*Problem statement:* Each line below should be written out again without any change.

*Data for the task:*
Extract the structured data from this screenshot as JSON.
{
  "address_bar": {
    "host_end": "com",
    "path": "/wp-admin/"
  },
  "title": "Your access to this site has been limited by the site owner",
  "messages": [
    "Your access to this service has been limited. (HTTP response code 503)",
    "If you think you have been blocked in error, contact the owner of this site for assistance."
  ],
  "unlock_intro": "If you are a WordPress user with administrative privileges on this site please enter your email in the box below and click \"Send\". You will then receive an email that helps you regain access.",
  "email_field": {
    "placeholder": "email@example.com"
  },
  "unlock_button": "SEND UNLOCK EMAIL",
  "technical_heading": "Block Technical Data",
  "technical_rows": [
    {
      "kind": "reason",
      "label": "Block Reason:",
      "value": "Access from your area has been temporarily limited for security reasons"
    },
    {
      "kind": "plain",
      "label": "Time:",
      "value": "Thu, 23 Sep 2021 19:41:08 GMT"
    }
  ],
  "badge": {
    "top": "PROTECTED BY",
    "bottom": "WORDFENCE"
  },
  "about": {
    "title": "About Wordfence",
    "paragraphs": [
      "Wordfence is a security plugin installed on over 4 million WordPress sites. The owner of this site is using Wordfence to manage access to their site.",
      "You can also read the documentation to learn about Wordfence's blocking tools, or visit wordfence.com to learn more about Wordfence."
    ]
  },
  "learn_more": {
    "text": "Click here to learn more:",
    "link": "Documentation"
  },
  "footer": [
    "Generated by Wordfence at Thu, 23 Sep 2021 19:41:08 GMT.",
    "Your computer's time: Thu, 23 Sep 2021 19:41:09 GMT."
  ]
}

*Written reply:*
Extract the structured data from this screenshot as JSON.
{
  "address_bar": {
    "host_end": "com",
    "path": "/wp-admin/"
  },
  "title": "Your access to this site has been limited by the site owner",
  "messages": [
    "Your access to this service has been limited. (HTTP response code 503)",
    "If you think you have been blocked in error, contact the owner of this site for assistance."
  ],
  "unlock_intro": "If you are a WordPress user with administrative privileges on this site please enter your email in the box below and click \"Send\". You will then receive an email that helps you regain access.",
  "email_field": {
    "placeholder": "email@example.com"
  },
  "unlock_button": "SEND UNLOCK EMAIL",
  "technical_heading": "Block Technical Data",
  "technical_rows": [
    {
      "kind": "reason",
      "label": "Block Reason:",
      "value": "Access from your area has been temporarily limited for security reasons"
    },
    {
      "kind": "plain",
      "label": "Time:",
      "value": "Thu, 23 Sep 2021 19:41:08 GMT"
    }
  ],
  "badge": {
    "top": "PROTECTED BY",
    "bottom": "WORDFENCE"
  },
  "about": {
    "title": "About Wordfence",
    "paragraphs": [
      "Wordfence is a security plugin installed on over 4 million WordPress sites. The owner of this site is using Wordfence to manage access to their site.",
      "You can also read the documentation to learn about Wordfence's blocking tools, or visit wordfence.com to learn more about Wordfence."
    ]
  },
  "learn_more": {
    "text": "Click here to learn more:",
    "link": "Documentation"
  },
  "footer": [
    "Generated by Wordfence at Thu, 23 Sep 2021 19:41:08 GMT.",
    "Your computer's time: Thu, 23 Sep 2021 19:41:09 GMT."
  ]
}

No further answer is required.